• What is expected: Report how many lines in the records below hold the word "Stair". Add nothing to the number.

[Provided entries]

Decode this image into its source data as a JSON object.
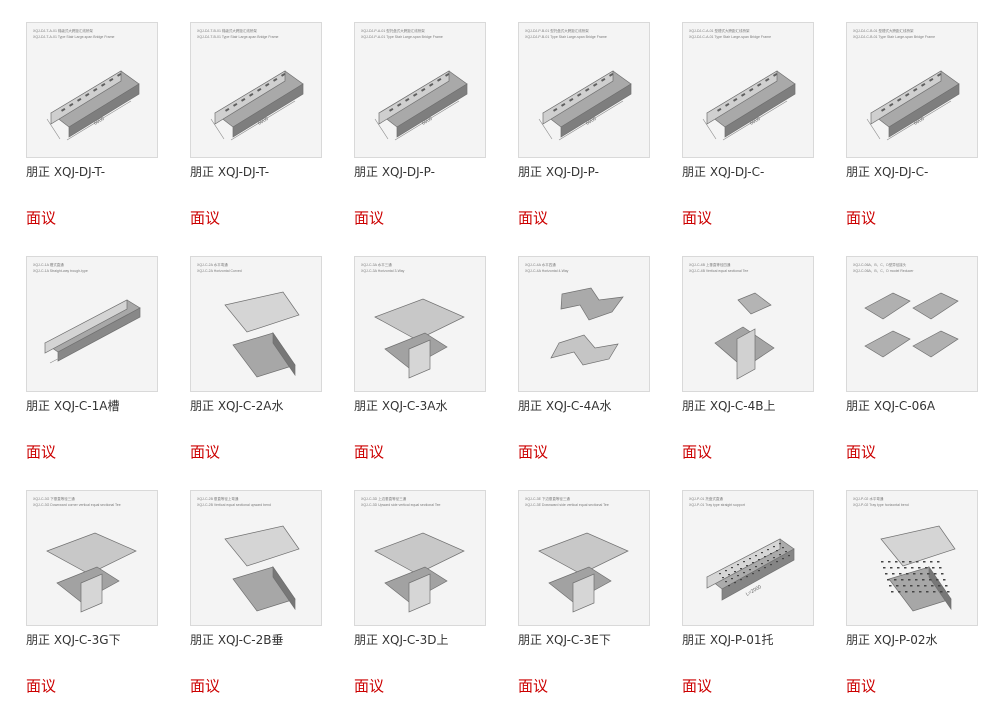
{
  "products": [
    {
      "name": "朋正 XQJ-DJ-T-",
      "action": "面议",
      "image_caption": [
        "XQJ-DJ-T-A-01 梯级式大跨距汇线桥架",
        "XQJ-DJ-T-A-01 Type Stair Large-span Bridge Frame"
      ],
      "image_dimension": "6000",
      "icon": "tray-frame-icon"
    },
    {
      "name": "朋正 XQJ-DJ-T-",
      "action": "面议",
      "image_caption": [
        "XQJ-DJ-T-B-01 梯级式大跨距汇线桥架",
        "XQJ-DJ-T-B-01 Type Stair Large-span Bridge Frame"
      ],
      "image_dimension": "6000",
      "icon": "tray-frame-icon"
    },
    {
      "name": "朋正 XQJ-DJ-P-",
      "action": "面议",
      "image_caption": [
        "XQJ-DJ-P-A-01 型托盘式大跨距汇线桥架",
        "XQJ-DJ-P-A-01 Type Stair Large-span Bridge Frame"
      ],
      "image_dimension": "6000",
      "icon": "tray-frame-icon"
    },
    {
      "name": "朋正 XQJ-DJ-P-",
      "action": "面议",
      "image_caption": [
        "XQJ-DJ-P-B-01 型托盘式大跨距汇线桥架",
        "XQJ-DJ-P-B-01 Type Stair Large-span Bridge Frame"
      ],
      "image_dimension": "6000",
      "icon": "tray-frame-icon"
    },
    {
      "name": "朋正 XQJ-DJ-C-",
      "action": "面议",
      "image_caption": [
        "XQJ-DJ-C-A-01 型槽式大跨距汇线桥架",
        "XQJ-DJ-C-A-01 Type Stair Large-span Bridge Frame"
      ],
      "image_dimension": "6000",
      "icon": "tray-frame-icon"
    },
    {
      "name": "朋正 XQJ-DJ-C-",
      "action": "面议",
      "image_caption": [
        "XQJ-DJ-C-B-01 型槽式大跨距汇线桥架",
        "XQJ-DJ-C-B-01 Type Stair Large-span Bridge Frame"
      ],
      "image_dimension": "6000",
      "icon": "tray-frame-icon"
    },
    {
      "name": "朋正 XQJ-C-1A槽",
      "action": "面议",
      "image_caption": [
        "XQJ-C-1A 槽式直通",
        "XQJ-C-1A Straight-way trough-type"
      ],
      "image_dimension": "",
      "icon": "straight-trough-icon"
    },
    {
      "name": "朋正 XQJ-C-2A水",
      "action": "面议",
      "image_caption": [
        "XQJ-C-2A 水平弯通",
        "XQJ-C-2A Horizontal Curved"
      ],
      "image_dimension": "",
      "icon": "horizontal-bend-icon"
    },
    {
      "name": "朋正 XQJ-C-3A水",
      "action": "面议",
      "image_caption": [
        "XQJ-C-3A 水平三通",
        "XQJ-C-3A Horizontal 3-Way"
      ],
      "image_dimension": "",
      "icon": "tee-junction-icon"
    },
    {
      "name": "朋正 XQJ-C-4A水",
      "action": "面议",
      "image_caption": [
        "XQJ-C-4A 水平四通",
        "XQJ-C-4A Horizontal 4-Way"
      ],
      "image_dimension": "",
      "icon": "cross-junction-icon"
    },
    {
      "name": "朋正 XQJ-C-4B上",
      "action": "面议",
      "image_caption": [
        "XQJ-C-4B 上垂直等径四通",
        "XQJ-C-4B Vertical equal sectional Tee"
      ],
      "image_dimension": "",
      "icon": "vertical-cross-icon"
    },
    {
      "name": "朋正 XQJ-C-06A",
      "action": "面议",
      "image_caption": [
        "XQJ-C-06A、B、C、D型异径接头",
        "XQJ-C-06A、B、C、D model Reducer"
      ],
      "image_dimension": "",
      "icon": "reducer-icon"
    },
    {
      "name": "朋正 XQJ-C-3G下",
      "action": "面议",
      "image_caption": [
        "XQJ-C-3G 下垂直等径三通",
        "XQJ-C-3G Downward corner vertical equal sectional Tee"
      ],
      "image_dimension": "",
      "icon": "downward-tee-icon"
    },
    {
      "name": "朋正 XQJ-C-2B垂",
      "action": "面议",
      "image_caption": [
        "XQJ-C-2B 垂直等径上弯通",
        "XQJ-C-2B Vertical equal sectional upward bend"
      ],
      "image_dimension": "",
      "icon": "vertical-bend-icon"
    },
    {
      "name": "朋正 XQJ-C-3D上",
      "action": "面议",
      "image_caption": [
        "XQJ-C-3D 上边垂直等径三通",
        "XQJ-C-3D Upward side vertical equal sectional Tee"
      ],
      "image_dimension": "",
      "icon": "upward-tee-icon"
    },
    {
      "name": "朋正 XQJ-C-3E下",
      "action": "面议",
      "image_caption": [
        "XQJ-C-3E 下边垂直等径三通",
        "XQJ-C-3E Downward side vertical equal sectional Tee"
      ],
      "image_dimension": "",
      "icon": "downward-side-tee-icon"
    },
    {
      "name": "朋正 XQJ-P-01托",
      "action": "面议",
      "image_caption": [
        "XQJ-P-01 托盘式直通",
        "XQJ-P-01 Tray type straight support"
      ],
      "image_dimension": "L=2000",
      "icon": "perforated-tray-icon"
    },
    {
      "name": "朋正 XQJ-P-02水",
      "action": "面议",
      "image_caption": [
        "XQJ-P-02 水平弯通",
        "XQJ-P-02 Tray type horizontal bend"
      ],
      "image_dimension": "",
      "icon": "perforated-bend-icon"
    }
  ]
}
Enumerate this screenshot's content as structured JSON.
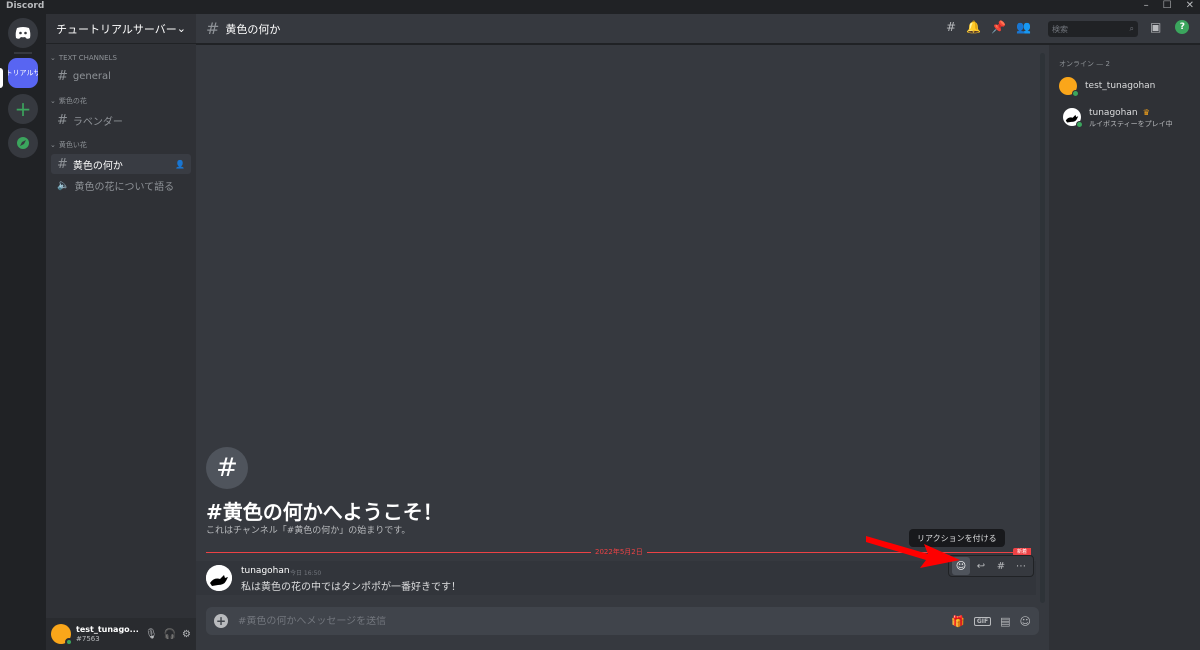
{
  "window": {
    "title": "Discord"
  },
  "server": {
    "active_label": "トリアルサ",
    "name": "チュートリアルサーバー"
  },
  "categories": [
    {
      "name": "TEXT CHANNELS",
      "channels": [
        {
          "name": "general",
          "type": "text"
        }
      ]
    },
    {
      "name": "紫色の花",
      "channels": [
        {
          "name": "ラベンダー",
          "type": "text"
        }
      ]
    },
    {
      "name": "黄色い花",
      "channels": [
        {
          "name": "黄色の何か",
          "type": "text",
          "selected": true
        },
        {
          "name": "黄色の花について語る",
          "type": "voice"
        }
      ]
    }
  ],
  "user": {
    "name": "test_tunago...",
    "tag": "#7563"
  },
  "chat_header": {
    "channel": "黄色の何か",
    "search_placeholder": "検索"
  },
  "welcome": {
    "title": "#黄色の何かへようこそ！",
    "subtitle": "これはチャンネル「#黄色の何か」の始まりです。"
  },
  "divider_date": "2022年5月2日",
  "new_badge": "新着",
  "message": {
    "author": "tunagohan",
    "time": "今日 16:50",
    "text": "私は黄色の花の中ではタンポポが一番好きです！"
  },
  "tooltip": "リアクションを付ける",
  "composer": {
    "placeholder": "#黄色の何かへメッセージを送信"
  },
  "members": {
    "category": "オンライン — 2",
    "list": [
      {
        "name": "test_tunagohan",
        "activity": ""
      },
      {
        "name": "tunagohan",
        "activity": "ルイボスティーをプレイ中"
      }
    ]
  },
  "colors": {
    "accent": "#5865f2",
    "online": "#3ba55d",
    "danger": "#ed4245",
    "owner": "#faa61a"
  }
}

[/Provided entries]

• Exercise result: 6